Each line of the data should be repeated precisely.

(Source data)
___

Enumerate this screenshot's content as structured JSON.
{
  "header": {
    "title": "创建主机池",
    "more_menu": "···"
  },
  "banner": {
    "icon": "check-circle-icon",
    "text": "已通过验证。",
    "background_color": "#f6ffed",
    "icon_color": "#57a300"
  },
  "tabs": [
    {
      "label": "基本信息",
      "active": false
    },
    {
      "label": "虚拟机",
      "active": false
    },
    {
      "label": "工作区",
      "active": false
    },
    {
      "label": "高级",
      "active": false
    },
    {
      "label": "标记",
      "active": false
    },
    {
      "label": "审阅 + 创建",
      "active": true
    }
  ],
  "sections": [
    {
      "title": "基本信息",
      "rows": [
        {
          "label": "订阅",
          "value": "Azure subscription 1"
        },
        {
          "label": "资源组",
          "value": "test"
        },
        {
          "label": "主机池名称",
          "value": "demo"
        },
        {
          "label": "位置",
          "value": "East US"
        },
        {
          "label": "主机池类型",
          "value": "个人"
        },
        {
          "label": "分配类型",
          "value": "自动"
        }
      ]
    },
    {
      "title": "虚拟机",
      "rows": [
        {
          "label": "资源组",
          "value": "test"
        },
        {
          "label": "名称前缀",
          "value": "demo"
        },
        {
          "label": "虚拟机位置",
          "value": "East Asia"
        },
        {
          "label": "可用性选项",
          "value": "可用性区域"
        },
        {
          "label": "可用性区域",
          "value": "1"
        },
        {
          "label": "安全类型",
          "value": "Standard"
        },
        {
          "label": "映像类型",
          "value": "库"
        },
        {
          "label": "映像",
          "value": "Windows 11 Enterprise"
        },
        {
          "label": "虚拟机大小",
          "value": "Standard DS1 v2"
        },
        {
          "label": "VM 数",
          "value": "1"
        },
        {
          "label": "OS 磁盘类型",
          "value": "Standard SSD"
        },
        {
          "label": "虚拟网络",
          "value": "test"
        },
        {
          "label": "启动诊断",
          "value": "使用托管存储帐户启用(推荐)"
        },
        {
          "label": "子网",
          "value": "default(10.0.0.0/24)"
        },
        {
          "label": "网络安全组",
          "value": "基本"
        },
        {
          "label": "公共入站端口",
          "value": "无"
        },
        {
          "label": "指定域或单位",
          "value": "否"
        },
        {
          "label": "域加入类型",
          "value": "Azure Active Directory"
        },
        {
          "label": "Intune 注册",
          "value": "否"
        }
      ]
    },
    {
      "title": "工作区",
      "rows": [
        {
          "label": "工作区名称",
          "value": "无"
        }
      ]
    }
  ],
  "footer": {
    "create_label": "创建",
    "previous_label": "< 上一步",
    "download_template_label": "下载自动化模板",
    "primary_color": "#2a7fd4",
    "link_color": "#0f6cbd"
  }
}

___

RESPONSE FOR THIS EXERCISE –
Enumerate this screenshot's content as structured JSON.
{
  "header": {
    "title": "创建主机池",
    "more_menu": "···"
  },
  "banner": {
    "icon": "check-circle-icon",
    "text": "已通过验证。",
    "background_color": "#f6ffed",
    "icon_color": "#57a300"
  },
  "tabs": [
    {
      "label": "基本信息",
      "active": false
    },
    {
      "label": "虚拟机",
      "active": false
    },
    {
      "label": "工作区",
      "active": false
    },
    {
      "label": "高级",
      "active": false
    },
    {
      "label": "标记",
      "active": false
    },
    {
      "label": "审阅 + 创建",
      "active": true
    }
  ],
  "sections": [
    {
      "title": "基本信息",
      "rows": [
        {
          "label": "订阅",
          "value": "Azure subscription 1"
        },
        {
          "label": "资源组",
          "value": "test"
        },
        {
          "label": "主机池名称",
          "value": "demo"
        },
        {
          "label": "位置",
          "value": "East US"
        },
        {
          "label": "主机池类型",
          "value": "个人"
        },
        {
          "label": "分配类型",
          "value": "自动"
        }
      ]
    },
    {
      "title": "虚拟机",
      "rows": [
        {
          "label": "资源组",
          "value": "test"
        },
        {
          "label": "名称前缀",
          "value": "demo"
        },
        {
          "label": "虚拟机位置",
          "value": "East Asia"
        },
        {
          "label": "可用性选项",
          "value": "可用性区域"
        },
        {
          "label": "可用性区域",
          "value": "1"
        },
        {
          "label": "安全类型",
          "value": "Standard"
        },
        {
          "label": "映像类型",
          "value": "库"
        },
        {
          "label": "映像",
          "value": "Windows 11 Enterprise"
        },
        {
          "label": "虚拟机大小",
          "value": "Standard DS1 v2"
        },
        {
          "label": "VM 数",
          "value": "1"
        },
        {
          "label": "OS 磁盘类型",
          "value": "Standard SSD"
        },
        {
          "label": "虚拟网络",
          "value": "test"
        },
        {
          "label": "启动诊断",
          "value": "使用托管存储帐户启用(推荐)"
        },
        {
          "label": "子网",
          "value": "default(10.0.0.0/24)"
        },
        {
          "label": "网络安全组",
          "value": "基本"
        },
        {
          "label": "公共入站端口",
          "value": "无"
        },
        {
          "label": "指定域或单位",
          "value": "否"
        },
        {
          "label": "域加入类型",
          "value": "Azure Active Directory"
        },
        {
          "label": "Intune 注册",
          "value": "否"
        }
      ]
    },
    {
      "title": "工作区",
      "rows": [
        {
          "label": "工作区名称",
          "value": "无"
        }
      ]
    }
  ],
  "footer": {
    "create_label": "创建",
    "previous_label": "< 上一步",
    "download_template_label": "下载自动化模板",
    "primary_color": "#2a7fd4",
    "link_color": "#0f6cbd"
  }
}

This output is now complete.